Assigned task —
Without the pictures, output the records below exactly as they are.

Supplied entries —
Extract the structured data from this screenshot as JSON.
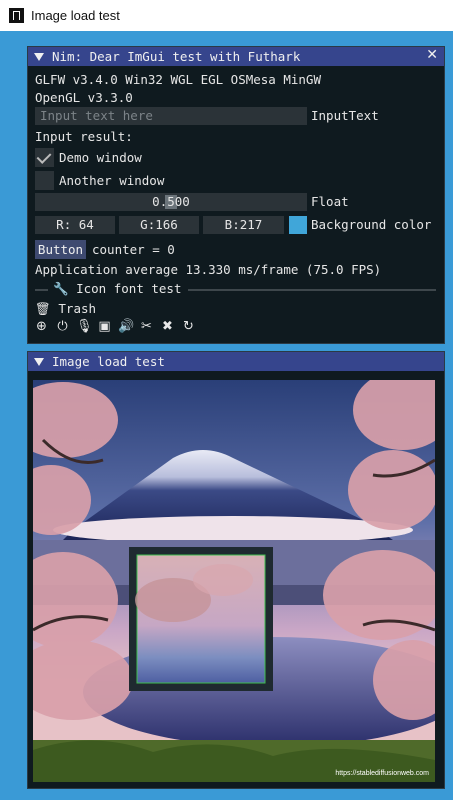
{
  "os_window": {
    "title": "Image load test"
  },
  "imgui_window": {
    "title": "Nim: Dear ImGui test with Futhark",
    "close_glyph": "✕",
    "info_line1": "GLFW v3.4.0 Win32 WGL EGL OSMesa MinGW",
    "info_line2": "OpenGL v3.3.0",
    "input_placeholder": "Input text here",
    "input_label": "InputText",
    "input_result_label": "Input result:",
    "demo_window_label": "Demo window",
    "demo_window_checked": true,
    "another_window_label": "Another window",
    "another_window_checked": false,
    "float_value": "0.500",
    "float_label": "Float",
    "color": {
      "r": "R: 64",
      "g": "G:166",
      "b": "B:217",
      "label": "Background color",
      "hex": "#40a6d9"
    },
    "button_label": "Button",
    "counter_text": "counter = 0",
    "perf_text": "Application average 13.330 ms/frame (75.0 FPS)",
    "icon_font_header": "Icon font test",
    "trash_label": "Trash",
    "icon_names": [
      "search-plus-icon",
      "power-icon",
      "microphone-icon",
      "microchip-icon",
      "volume-icon",
      "scissors-icon",
      "tools-icon",
      "rotate-icon"
    ],
    "icon_glyphs": [
      "⊕",
      "⏻",
      "🎙",
      "▣",
      "🔊",
      "✂",
      "✖",
      "↻"
    ]
  },
  "image_window": {
    "title": "Image load test",
    "watermark": "https://stablediffusionweb.com"
  }
}
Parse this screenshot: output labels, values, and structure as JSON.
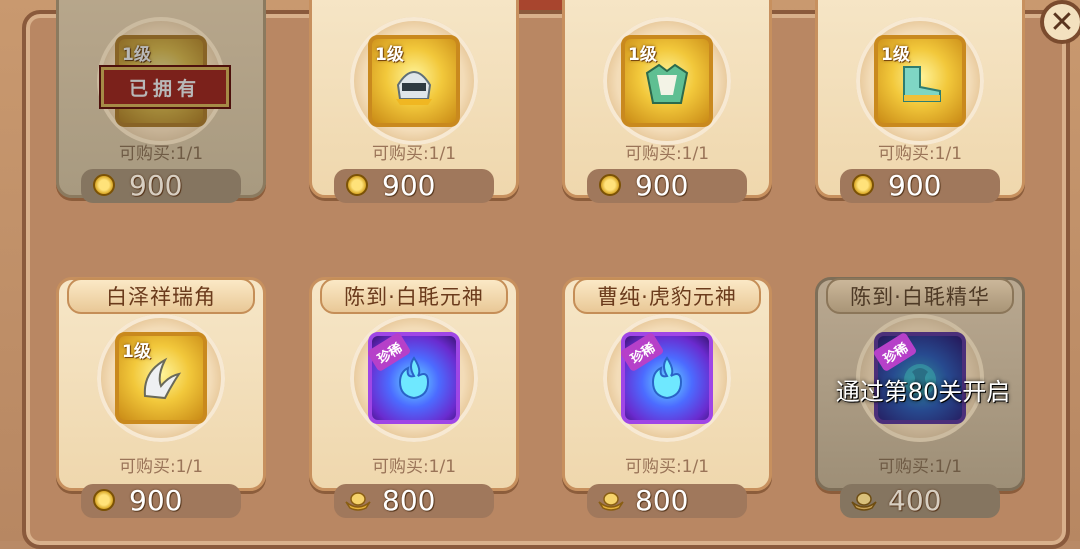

Written solution —
Extract the structured data from this screenshot as JSON.
{
  "os_window": {
    "title": "Image load test"
  },
  "imgui_window": {
    "title": "Nim: Dear ImGui test with Futhark",
    "close_glyph": "✕",
    "info_line1": "GLFW v3.4.0 Win32 WGL EGL OSMesa MinGW",
    "info_line2": "OpenGL v3.3.0",
    "input_placeholder": "Input text here",
    "input_label": "InputText",
    "input_result_label": "Input result:",
    "demo_window_label": "Demo window",
    "demo_window_checked": true,
    "another_window_label": "Another window",
    "another_window_checked": false,
    "float_value": "0.500",
    "float_label": "Float",
    "color": {
      "r": "R: 64",
      "g": "G:166",
      "b": "B:217",
      "label": "Background color",
      "hex": "#40a6d9"
    },
    "button_label": "Button",
    "counter_text": "counter = 0",
    "perf_text": "Application average 13.330 ms/frame (75.0 FPS)",
    "icon_font_header": "Icon font test",
    "trash_label": "Trash",
    "icon_names": [
      "search-plus-icon",
      "power-icon",
      "microphone-icon",
      "microchip-icon",
      "volume-icon",
      "scissors-icon",
      "tools-icon",
      "rotate-icon"
    ],
    "icon_glyphs": [
      "⊕",
      "⏻",
      "🎙",
      "▣",
      "🔊",
      "✂",
      "✖",
      "↻"
    ]
  },
  "image_window": {
    "title": "Image load test",
    "watermark": "https://stablediffusionweb.com"
  }
}
Parse this screenshot: output labels, values, and structure as JSON.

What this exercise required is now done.